● **WHAT YOU NEED TO DO**: Locate the word "this" in the data below, then copy every line that holds it.

● **INFORMATION SHOWN**:

________________________

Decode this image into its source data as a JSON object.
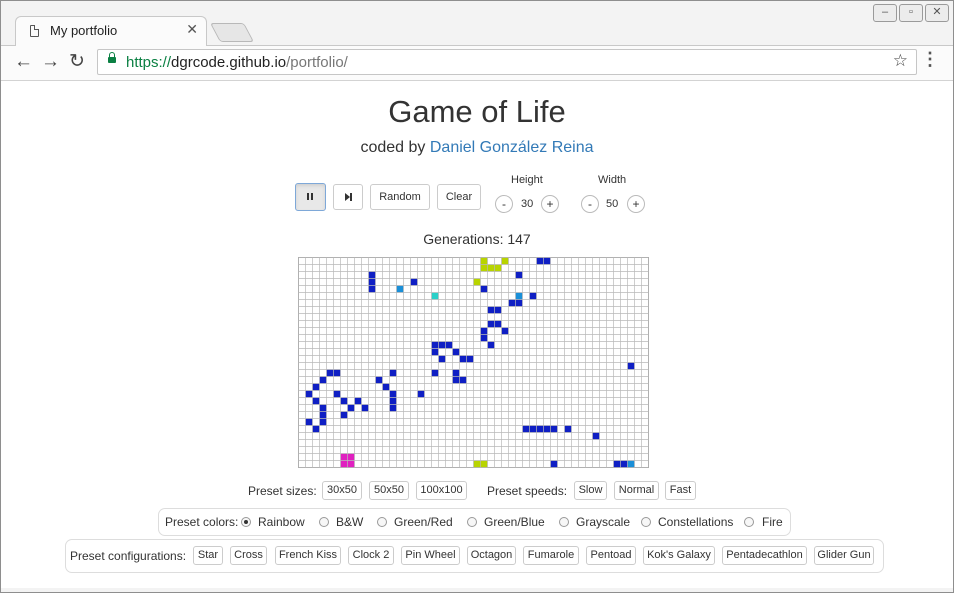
{
  "browser": {
    "tab_title": "My portfolio",
    "url_scheme": "https://",
    "url_host": "dgrcode.github.io",
    "url_path": "/portfolio/",
    "icons": [
      "page-icon",
      "close-icon",
      "back-icon",
      "forward-icon",
      "reload-icon",
      "lock-icon",
      "star-icon",
      "menu-icon"
    ]
  },
  "page": {
    "title": "Game of Life",
    "subtitle_prefix": "coded by",
    "author": "Daniel González Reina",
    "controls": {
      "pause_icon": "pause-icon",
      "step_icon": "step-forward-icon",
      "random_label": "Random",
      "clear_label": "Clear",
      "height_label": "Height",
      "height_value": "30",
      "width_label": "Width",
      "width_value": "50",
      "minus": "-",
      "plus": "+"
    },
    "generations_text": "Generations: 147",
    "preset_sizes_label": "Preset sizes:",
    "preset_sizes": [
      "30x50",
      "50x50",
      "100x100"
    ],
    "preset_speeds_label": "Preset speeds:",
    "preset_speeds": [
      "Slow",
      "Normal",
      "Fast"
    ],
    "preset_colors_label": "Preset colors:",
    "preset_colors": [
      "Rainbow",
      "B&W",
      "Green/Red",
      "Green/Blue",
      "Grayscale",
      "Constellations",
      "Fire"
    ],
    "selected_color": "Rainbow",
    "preset_configs_label": "Preset configurations:",
    "preset_configs": [
      "Star",
      "Cross",
      "French Kiss",
      "Clock 2",
      "Pin Wheel",
      "Octagon",
      "Fumarole",
      "Pentoad",
      "Kok's Galaxy",
      "Pentadecathlon",
      "Glider Gun"
    ]
  },
  "board": {
    "rows": 30,
    "cols": 50,
    "palette": {
      "b": "#0f1fc4",
      "l": "#1a8fd8",
      "c": "#2ad0c8",
      "y": "#b8d400",
      "m": "#e020c0"
    },
    "cells": [
      "..........................y..y....bb..............",
      "..........................yyy.....................",
      "..........b....................b..................",
      "..........b.....b........y.........................",
      "..........b...l...........b........................",
      "...................c...........l.b................",
      "..............................bb..................",
      "...........................bb......................",
      "..................................................",
      "...........................bb......................",
      "..........................b..b.....................",
      "..........................b........................",
      "...................bbb.....b.......................",
      "...................b..b...........................",
      "....................b..bb..........................",
      "...............................................b..",
      "....bb.......b.....b..b...........................",
      "...b.......b..........bb..........................",
      "..b.........b.....................................",
      ".b...b.......b...b................................",
      "..b...b.b....b....................................",
      "...b...b.b...b....................................",
      "...b..b...........................................",
      ".b.b..............................................",
      "..b.............................bbbbb.b..........",
      "..........................................b.......",
      "..................................................",
      "..................................................",
      "......mm..........................................",
      "......mm.................yy.........b........bbl."
    ]
  }
}
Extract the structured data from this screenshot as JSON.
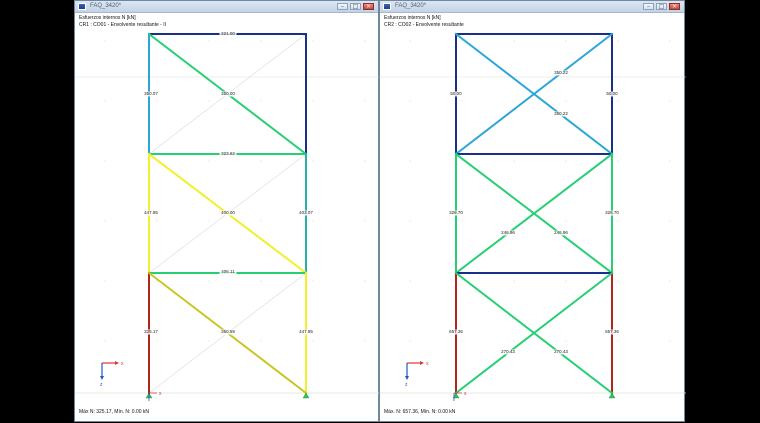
{
  "colors": {
    "desktop": "#000000",
    "window_border": "#6f879f",
    "grid_line": "#d6e5d6",
    "dot": "#c8c8c8",
    "ghost": "#c8c8c8",
    "dark_blue": "#1a2e8c",
    "light_blue": "#2aa6d8",
    "teal": "#22b0a8",
    "green": "#27cf73",
    "yellow": "#f2f02a",
    "olive_yellow": "#c9c622",
    "dark_red": "#b2241c",
    "support": "#36c05a",
    "axis_x": "#d43a3a",
    "axis_y": "#2256c8"
  },
  "windows": [
    {
      "id": "left",
      "title": "FAQ_3420*",
      "info_line1": "Esfuerzos internos N [kN]",
      "info_line2": "CR1 : CO01 - Envolvente resultante - II",
      "status": "Máx N: 325.17, Mín. N: 0.00 kN",
      "controls": [
        "–",
        "□",
        "×"
      ],
      "labels": [
        "221.00",
        "350.07",
        "350.00",
        "323.62",
        "447.95",
        "400.00",
        "403.07",
        "406.11",
        "325.17",
        "350.59",
        "447.95"
      ],
      "axis_labels": {
        "x": "x",
        "y": "y",
        "z": "z"
      }
    },
    {
      "id": "right",
      "title": "FAQ_3420*",
      "info_line1": "Esfuerzos internos N [kN]",
      "info_line2": "CR2 : CO02 - Envolvente resultante",
      "status": "Máx. N: 657.36, Mín. N: 0.00 kN",
      "controls": [
        "–",
        "□",
        "×"
      ],
      "labels": [
        "50.00",
        "50.00",
        "350.22",
        "350.22",
        "328.70",
        "328.70",
        "246.96",
        "246.96",
        "657.36",
        "657.36",
        "270.43",
        "270.43"
      ],
      "axis_labels": {
        "x": "x",
        "y": "y",
        "z": "z"
      }
    }
  ]
}
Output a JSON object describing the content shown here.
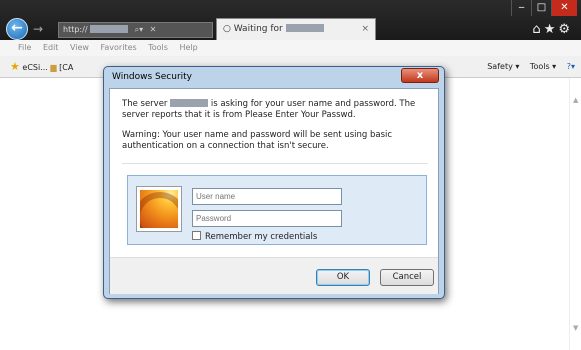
{
  "browser": {
    "address": "http://",
    "tab_title": "Waiting for",
    "window_controls": [
      "‒",
      "□",
      "✕"
    ],
    "menu": [
      "File",
      "Edit",
      "View",
      "Favorites",
      "Tools",
      "Help"
    ],
    "favorites": [
      "eCSi...",
      "[CA"
    ],
    "toolbar_right": [
      "Safety ▾",
      "Tools ▾",
      "?▾"
    ]
  },
  "dialog": {
    "title": "Windows Security",
    "close_label": "x",
    "message_part1": "The server",
    "message_part2": "is asking for your user name and password. The server reports that it is from Please Enter Your Passwd.",
    "warning": "Warning: Your user name and password will be sent using basic authentication on a connection that isn't secure.",
    "username_placeholder": "User name",
    "password_placeholder": "Password",
    "remember_label": "Remember my credentials",
    "ok_label": "OK",
    "cancel_label": "Cancel"
  },
  "colors": {
    "dialog_frame": "#bcd3ea",
    "panel_bg": "#dfeaf7",
    "close_red": "#c2381d"
  }
}
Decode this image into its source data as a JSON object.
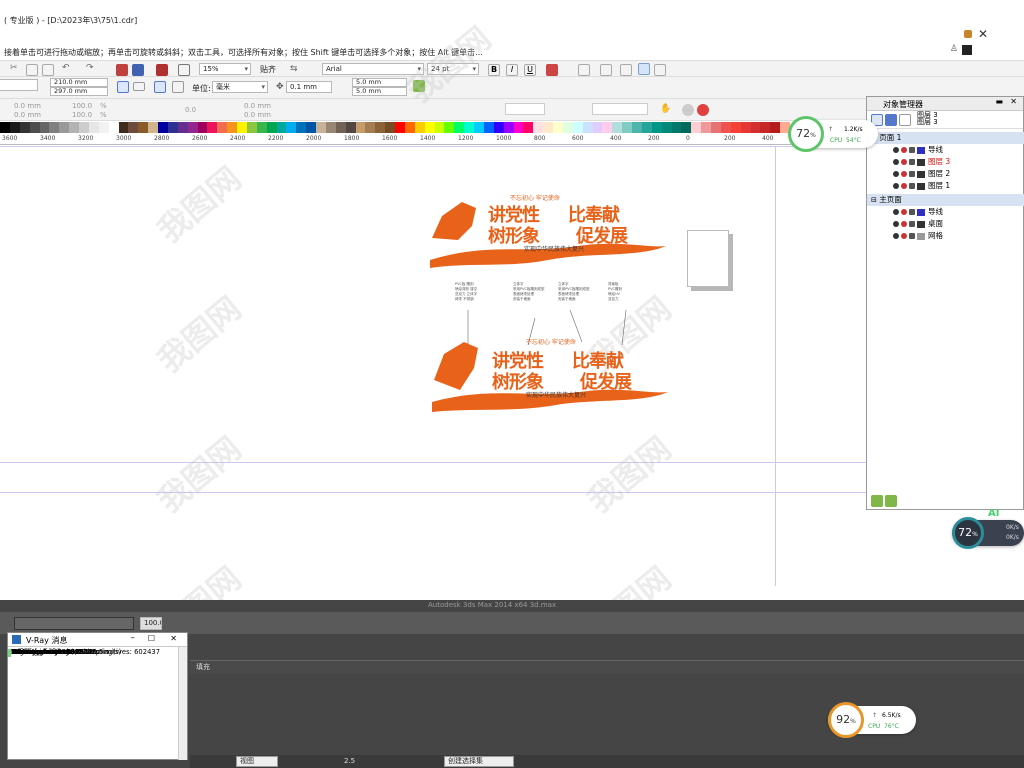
{
  "window": {
    "title": "( 专业版 ) - [D:\\2023年\\3\\75\\1.cdr]",
    "hint": "接着单击可进行拖动或缩放；再单击可旋转或斜斜；双击工具，可选择所有对象；按住 Shift 键单击可选择多个对象；按住 Alt 键单击..."
  },
  "toolbar": {
    "zoom": "15%",
    "snap_label": "贴齐",
    "font_name": "Arial",
    "font_size": "24 pt"
  },
  "propbar": {
    "width": "210.0 mm",
    "height": "297.0 mm",
    "unit_label": "单位:",
    "unit": "毫米",
    "nudge": "0.1 mm",
    "dup_x": "5.0 mm",
    "dup_y": "5.0 mm",
    "pos_x": "0.0 mm",
    "pos_y": "0.0 mm",
    "scale_x": "100.0",
    "scale_y": "100.0",
    "pct": "%",
    "angle": "0.0",
    "size_x": "0.0 mm",
    "size_y": "0.0 mm"
  },
  "ruler": {
    "ticks": [
      "3600",
      "3400",
      "3200",
      "3000",
      "2800",
      "2600",
      "2400",
      "2200",
      "2000",
      "1800",
      "1600",
      "1400",
      "1200",
      "1000",
      "800",
      "600",
      "400",
      "200",
      "0",
      "200",
      "400"
    ]
  },
  "palette": [
    "#000000",
    "#1a1a1a",
    "#333333",
    "#4d4d4d",
    "#666666",
    "#808080",
    "#999999",
    "#b3b3b3",
    "#cccccc",
    "#e6e6e6",
    "#f2f2f2",
    "#ffffff",
    "#3f2b1c",
    "#6d4c3d",
    "#8b5a2b",
    "#d2b48c",
    "#0000a0",
    "#2e3192",
    "#662d91",
    "#92278f",
    "#9e005d",
    "#ed145b",
    "#f26c4f",
    "#f7941d",
    "#fff200",
    "#8dc63f",
    "#39b54a",
    "#00a651",
    "#00a99d",
    "#00aeef",
    "#0072bc",
    "#0054a6",
    "#c7b299",
    "#998675",
    "#736357",
    "#534741",
    "#c69c6d",
    "#a67c52",
    "#8c6239",
    "#754c24",
    "#ff0000",
    "#ff6600",
    "#ffcc00",
    "#ffff00",
    "#ccff00",
    "#66ff00",
    "#00ff66",
    "#00ffcc",
    "#00ccff",
    "#0066ff",
    "#3300ff",
    "#9900ff",
    "#ff00cc",
    "#ff0066",
    "#ffe0e0",
    "#ffe8cc",
    "#ffffcc",
    "#e0ffe0",
    "#ccffff",
    "#cce0ff",
    "#e0ccff",
    "#ffccf0",
    "#b2dfdb",
    "#80cbc4",
    "#4db6ac",
    "#26a69a",
    "#009688",
    "#00897b",
    "#00796b",
    "#00695c",
    "#ffcdd2",
    "#ef9a9a",
    "#e57373",
    "#ef5350",
    "#f44336",
    "#e53935",
    "#d32f2f",
    "#c62828",
    "#b71c1c",
    "#ffab91"
  ],
  "design": {
    "top_banner": {
      "header": "不忘初心  牢记使命",
      "line1_left": "讲党性",
      "line1_right": "比奉献",
      "line2_left": "树形象",
      "line2_right": "促发展",
      "sub": "实现中华民族伟大复兴"
    },
    "bottom_banner": {
      "header": "不忘初心  牢记使命",
      "line1_left": "讲党性",
      "line1_right": "比奉献",
      "line2_left": "树形象",
      "line2_right": "促发展",
      "sub": "实现中华民族伟大复兴"
    },
    "middle_blocks": [
      "PVC板 雕刻\n喷绘背胶 镂空\n亚克力 立体字\n烤漆 不锈钢",
      "立体字\n采用PVC板雕刻成型\n表面烤漆处理\n安装于墙面",
      "立体字\n采用PVC板雕刻成型\n表面烤漆处理\n安装于墙面",
      "背景板\nPVC雕刻\n喷绘UV\n亚克力"
    ]
  },
  "object_manager": {
    "title": "对象管理器",
    "layer_tabs": [
      "图层 3",
      "图层 3"
    ],
    "page1_label": "页面 1",
    "page1_layers": [
      {
        "name": "导线",
        "color": "#3030c0",
        "highlight": false
      },
      {
        "name": "图层 3",
        "color": "#333333",
        "highlight": true
      },
      {
        "name": "图层 2",
        "color": "#333333",
        "highlight": false
      },
      {
        "name": "图层 1",
        "color": "#333333",
        "highlight": false
      }
    ],
    "master_label": "主页面",
    "master_layers": [
      {
        "name": "导线",
        "color": "#3030c0"
      },
      {
        "name": "桌面",
        "color": "#333333"
      },
      {
        "name": "网格",
        "color": "#999999"
      }
    ]
  },
  "monitors": [
    {
      "percent": "72",
      "unit": "%",
      "speed": "1.2K/s",
      "cpu_label": "CPU",
      "cpu": "54°C",
      "ring": "#5ec46a",
      "cpu_color": "#3aa850"
    },
    {
      "percent": "72",
      "unit": "%",
      "up": "0K/s",
      "down": "0K/s",
      "badge": "AI"
    },
    {
      "percent": "92",
      "unit": "%",
      "speed": "6.5K/s",
      "cpu_label": "CPU",
      "cpu": "76°C",
      "ring": "#e8962a",
      "cpu_color": "#3aa850"
    }
  ],
  "max": {
    "caption": "Autodesk 3ds Max 2014 x64          3d.max",
    "spinner_value": "100.0",
    "tab_label": "填充",
    "view_combo": "视图",
    "selection_combo": "创建选择集",
    "field_value": "2.5"
  },
  "vray": {
    "title": "V-Ray 消息",
    "lines": [
      "Reflection rays: 5098042",
      "Refraction rays: 0",
      "Unshaded rays: 0",
      "Number of intersectable primitives: 602437",
      "SD triangles: 600845",
      "MB triangles: 0",
      "Static primitives: 1592",
      "Moving primitives: 0",
      "Infinite primitives: 0",
      "Region rendering: 412.8 s",
      "Total frame time: 426.2 s",
      "Total sequence time: 426.5 s"
    ],
    "warning": "warning: 0 error(s), 2 warning(s)"
  }
}
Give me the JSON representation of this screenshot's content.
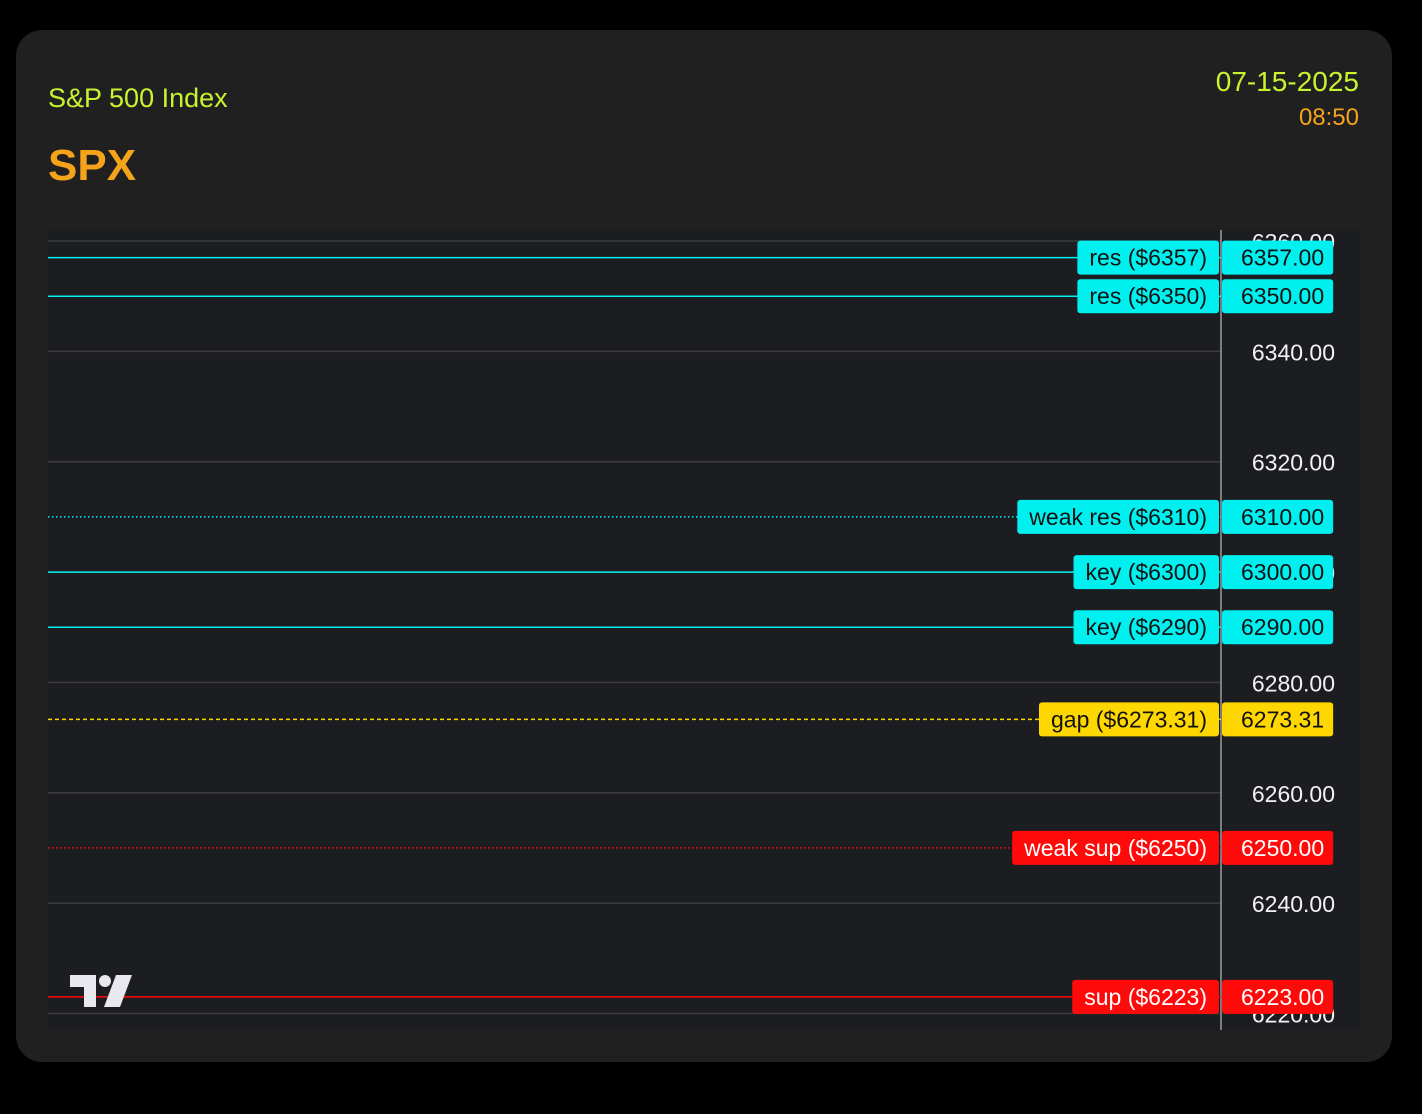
{
  "header": {
    "subtitle": "S&P 500 Index",
    "ticker": "SPX",
    "date": "07-15-2025",
    "time": "08:50"
  },
  "colors": {
    "card_bg": "#202021",
    "chart_bg": "#1c1d21",
    "resistance": "#00f0f0",
    "gap": "#ffd700",
    "support": "#ff0a0a",
    "subtitle": "#c9f22f",
    "ticker": "#f5a31a"
  },
  "chart_data": {
    "type": "line",
    "ylim": [
      6217,
      6362
    ],
    "y_ticks": [
      "6220.00",
      "6240.00",
      "6260.00",
      "6280.00",
      "6300.00",
      "6320.00",
      "6340.00",
      "6360.00"
    ],
    "levels": [
      {
        "label": "res ($6357)",
        "value": 6357,
        "price_label": "6357.00",
        "kind": "res",
        "style": "solid"
      },
      {
        "label": "res ($6350)",
        "value": 6350,
        "price_label": "6350.00",
        "kind": "res",
        "style": "solid"
      },
      {
        "label": "weak res ($6310)",
        "value": 6310,
        "price_label": "6310.00",
        "kind": "res",
        "style": "dotted"
      },
      {
        "label": "key ($6300)",
        "value": 6300,
        "price_label": "6300.00",
        "kind": "res",
        "style": "solid"
      },
      {
        "label": "key ($6290)",
        "value": 6290,
        "price_label": "6290.00",
        "kind": "res",
        "style": "solid"
      },
      {
        "label": "gap ($6273.31)",
        "value": 6273.31,
        "price_label": "6273.31",
        "kind": "gap",
        "style": "dashed"
      },
      {
        "label": "weak sup ($6250)",
        "value": 6250,
        "price_label": "6250.00",
        "kind": "sup",
        "style": "dotted"
      },
      {
        "label": "sup ($6223)",
        "value": 6223,
        "price_label": "6223.00",
        "kind": "sup",
        "style": "solid"
      }
    ]
  }
}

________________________

● **RESULT**:
Decode this image into its source data as a JSON object.
Extract the structured data from this screenshot as JSON.
Decode this image into its source data as a JSON object.
Give me the JSON representation of this screenshot's content.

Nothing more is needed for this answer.